“What language was that written in?” Sara was reading over his shoulder.
“No, you told me a lot,’ Lisa said. She sounded pensive. “You told me they can be killed.”
“How did he kill it?” Ashish asked.
“He beheaded it,” Heinrich answered. “And before you ask, I know it is the same creature. I saw your photographs, and he drew a picture of his. He called it a cross between a bear and a tiger, but much faster and much stronger. He said, when it walked, it walked very stiffly, like it was used to walking over thorn bushes.”
Lisa nodded. “The trouble is we have no idea where they may be hiding. And I don’t suppose your friend said anything about something or someone else controlling the creature.” Heinrich shook his head.
“How is your family?” Sara asked Lisa, not entirely off topic.

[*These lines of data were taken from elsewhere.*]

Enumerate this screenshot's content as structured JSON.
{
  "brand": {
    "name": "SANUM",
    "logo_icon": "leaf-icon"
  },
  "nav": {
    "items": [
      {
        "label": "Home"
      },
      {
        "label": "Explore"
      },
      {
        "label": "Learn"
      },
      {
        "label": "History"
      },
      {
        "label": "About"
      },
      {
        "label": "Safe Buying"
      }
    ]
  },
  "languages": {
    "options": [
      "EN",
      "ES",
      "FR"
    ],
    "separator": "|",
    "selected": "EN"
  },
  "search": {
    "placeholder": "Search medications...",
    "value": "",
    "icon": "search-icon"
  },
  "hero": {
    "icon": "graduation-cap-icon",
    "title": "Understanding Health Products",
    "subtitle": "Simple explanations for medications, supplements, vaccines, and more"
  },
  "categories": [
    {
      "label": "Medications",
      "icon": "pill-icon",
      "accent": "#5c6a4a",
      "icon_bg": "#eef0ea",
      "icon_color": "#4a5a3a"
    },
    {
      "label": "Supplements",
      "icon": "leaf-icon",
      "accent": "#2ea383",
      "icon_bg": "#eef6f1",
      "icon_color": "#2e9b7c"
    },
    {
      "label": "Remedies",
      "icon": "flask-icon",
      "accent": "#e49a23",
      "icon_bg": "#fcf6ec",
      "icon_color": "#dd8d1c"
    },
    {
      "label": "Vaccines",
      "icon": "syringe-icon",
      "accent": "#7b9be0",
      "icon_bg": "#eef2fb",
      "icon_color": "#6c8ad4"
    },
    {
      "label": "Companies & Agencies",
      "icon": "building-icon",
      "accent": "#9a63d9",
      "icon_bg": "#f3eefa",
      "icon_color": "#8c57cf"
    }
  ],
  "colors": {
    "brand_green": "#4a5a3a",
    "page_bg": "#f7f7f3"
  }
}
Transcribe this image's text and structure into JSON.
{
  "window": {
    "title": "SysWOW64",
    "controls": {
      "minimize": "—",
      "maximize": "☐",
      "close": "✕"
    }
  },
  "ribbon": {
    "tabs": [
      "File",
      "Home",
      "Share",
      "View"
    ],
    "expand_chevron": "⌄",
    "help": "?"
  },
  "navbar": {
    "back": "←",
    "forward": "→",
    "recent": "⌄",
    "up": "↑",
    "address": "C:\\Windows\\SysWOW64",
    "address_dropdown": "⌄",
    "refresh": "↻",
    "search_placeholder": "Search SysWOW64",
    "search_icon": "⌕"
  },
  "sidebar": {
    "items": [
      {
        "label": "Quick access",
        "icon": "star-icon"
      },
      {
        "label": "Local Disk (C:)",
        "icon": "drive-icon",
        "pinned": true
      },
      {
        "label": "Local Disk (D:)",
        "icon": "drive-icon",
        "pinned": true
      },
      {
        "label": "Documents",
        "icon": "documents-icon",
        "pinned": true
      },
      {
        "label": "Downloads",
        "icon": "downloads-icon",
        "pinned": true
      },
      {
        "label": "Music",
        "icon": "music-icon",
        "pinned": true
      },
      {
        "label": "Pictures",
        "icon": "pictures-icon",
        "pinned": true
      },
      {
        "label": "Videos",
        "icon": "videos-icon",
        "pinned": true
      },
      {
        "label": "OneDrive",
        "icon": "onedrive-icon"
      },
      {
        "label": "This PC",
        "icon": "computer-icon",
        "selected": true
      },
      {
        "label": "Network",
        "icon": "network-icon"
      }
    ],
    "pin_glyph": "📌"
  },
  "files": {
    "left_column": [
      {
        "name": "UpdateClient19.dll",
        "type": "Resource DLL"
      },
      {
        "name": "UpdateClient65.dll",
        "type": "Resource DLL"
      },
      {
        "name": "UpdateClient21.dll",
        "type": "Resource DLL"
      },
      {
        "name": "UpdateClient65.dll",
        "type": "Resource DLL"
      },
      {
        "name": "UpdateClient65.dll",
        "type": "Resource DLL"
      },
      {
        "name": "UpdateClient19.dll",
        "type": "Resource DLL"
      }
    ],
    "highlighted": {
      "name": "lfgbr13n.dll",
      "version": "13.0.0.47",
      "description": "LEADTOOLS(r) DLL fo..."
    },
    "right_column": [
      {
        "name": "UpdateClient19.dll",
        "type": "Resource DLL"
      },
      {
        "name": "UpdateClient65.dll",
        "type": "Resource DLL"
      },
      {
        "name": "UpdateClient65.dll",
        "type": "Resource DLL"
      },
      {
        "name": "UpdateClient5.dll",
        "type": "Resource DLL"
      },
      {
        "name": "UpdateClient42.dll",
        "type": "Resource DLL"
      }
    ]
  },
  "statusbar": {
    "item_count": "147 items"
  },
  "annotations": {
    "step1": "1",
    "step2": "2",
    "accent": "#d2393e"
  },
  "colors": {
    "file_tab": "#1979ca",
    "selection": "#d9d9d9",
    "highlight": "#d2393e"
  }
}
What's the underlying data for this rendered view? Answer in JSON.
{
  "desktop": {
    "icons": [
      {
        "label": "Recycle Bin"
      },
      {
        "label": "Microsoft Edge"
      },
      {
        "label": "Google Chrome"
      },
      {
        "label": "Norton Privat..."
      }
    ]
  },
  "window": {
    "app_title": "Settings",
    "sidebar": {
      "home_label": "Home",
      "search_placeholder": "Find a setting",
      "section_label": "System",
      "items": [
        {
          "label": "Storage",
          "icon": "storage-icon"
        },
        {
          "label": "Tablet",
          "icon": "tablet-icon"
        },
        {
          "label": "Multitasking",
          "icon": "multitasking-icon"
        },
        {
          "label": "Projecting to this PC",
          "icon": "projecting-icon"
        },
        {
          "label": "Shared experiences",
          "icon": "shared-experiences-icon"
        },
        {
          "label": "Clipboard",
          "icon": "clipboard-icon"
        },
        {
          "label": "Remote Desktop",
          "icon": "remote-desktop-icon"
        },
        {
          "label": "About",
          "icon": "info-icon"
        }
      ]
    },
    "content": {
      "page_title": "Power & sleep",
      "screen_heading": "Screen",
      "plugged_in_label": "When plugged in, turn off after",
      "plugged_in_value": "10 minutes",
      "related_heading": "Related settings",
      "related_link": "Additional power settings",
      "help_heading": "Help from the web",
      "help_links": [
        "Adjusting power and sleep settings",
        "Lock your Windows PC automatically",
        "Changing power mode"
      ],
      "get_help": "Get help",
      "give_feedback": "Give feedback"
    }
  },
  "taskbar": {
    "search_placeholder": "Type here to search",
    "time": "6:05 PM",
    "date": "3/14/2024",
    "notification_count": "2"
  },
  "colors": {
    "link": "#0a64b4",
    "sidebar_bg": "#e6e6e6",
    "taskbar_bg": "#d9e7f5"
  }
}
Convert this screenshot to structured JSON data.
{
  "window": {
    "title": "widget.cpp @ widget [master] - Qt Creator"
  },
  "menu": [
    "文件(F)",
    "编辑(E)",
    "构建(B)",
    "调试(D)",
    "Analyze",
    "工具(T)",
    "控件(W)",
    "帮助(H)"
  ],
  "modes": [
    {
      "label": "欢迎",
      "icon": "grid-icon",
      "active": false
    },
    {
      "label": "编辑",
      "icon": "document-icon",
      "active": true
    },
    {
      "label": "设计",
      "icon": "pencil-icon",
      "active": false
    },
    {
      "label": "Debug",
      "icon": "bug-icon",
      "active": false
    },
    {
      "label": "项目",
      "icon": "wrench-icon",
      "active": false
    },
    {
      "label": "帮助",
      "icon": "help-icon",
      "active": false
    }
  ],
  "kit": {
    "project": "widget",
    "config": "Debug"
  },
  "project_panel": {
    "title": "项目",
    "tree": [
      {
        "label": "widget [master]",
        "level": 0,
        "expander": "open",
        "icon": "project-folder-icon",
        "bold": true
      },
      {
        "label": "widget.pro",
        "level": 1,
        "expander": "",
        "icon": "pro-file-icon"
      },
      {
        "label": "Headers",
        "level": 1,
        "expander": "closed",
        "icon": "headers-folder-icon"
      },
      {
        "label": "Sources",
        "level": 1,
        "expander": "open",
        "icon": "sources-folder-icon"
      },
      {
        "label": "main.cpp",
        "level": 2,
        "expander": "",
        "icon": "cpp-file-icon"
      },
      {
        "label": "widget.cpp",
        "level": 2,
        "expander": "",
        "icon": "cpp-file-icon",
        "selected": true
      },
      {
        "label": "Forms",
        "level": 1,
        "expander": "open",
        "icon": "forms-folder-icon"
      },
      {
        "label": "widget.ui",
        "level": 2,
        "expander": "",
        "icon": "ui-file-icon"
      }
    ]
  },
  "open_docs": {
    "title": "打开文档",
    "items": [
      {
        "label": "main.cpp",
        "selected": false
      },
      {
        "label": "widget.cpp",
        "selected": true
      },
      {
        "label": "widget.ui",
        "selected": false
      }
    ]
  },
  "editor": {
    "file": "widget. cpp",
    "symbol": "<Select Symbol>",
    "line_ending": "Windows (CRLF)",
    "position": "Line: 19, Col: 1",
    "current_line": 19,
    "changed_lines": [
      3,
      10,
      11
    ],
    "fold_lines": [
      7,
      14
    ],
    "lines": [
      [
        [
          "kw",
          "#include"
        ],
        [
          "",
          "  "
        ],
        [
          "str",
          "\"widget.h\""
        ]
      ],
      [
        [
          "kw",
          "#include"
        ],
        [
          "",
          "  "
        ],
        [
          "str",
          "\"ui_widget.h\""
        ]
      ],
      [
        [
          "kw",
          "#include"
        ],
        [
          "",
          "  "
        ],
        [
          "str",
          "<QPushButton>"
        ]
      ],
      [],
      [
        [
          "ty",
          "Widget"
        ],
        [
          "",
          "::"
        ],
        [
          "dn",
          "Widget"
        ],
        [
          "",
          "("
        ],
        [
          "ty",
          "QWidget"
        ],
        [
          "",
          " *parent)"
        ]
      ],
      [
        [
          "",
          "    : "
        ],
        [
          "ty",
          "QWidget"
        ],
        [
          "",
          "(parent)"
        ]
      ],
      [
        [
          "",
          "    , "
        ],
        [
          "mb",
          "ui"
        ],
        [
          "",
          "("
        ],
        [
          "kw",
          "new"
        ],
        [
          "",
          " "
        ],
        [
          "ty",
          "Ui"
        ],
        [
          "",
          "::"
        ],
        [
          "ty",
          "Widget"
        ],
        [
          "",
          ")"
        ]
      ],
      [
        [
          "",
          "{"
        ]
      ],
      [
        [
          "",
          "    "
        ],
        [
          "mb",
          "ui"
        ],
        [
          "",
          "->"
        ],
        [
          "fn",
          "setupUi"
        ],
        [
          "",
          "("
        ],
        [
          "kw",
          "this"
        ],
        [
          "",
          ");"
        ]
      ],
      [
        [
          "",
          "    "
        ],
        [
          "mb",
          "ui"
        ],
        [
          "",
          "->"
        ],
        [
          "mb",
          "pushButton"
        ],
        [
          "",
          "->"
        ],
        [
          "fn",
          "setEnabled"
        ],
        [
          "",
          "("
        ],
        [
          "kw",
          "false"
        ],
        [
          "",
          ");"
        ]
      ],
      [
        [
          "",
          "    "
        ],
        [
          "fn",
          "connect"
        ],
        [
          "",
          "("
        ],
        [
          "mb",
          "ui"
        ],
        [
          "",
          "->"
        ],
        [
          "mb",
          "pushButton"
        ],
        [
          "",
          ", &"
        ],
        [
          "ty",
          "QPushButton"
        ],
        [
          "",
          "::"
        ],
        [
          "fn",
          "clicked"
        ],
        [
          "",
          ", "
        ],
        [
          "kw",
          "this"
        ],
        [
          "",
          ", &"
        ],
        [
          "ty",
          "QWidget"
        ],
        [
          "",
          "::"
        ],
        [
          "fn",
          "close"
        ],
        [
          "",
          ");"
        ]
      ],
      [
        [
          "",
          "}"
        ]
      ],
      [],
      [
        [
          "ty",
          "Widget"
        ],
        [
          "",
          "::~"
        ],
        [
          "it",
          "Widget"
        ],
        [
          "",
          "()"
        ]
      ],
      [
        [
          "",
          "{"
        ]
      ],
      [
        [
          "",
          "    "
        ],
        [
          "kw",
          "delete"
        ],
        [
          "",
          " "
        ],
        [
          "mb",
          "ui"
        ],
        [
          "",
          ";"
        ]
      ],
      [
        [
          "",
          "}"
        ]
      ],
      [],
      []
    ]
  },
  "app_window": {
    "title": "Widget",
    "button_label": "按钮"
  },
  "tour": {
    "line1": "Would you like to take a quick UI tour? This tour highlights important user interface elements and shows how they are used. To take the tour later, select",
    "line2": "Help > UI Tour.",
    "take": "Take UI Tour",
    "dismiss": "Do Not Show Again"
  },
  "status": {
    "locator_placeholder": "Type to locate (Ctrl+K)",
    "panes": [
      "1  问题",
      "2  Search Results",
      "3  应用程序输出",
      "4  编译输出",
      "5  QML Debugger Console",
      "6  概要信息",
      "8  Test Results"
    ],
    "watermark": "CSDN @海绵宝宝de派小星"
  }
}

She had not seen Lisa in a week so she did not know how the woman was holding up.
“Fine. As far as I know the children are safe at school during the day, and thus far their school busses have not been tracked to the hotel. Josh can work from his computer, so that is not a problem for now, but someday he will have to go into the office, not to mention we can’t afford to keep them in the hotel indefinitely.”
“There is always bait,” Lisa mumbled. The young ones stared, but the older ones all shook their heads.
“No. Can’t do that. Too dangerous.”
They talked for a long time that afternoon, but no one came up with a better idea.
Next Monday, the last days of Christmas vacation begin to wind down in the Elect II-13, Christmas Too. Emily needs to get back to school, dangerous as that sounds. I hope everyone had a Merry Christmas, and..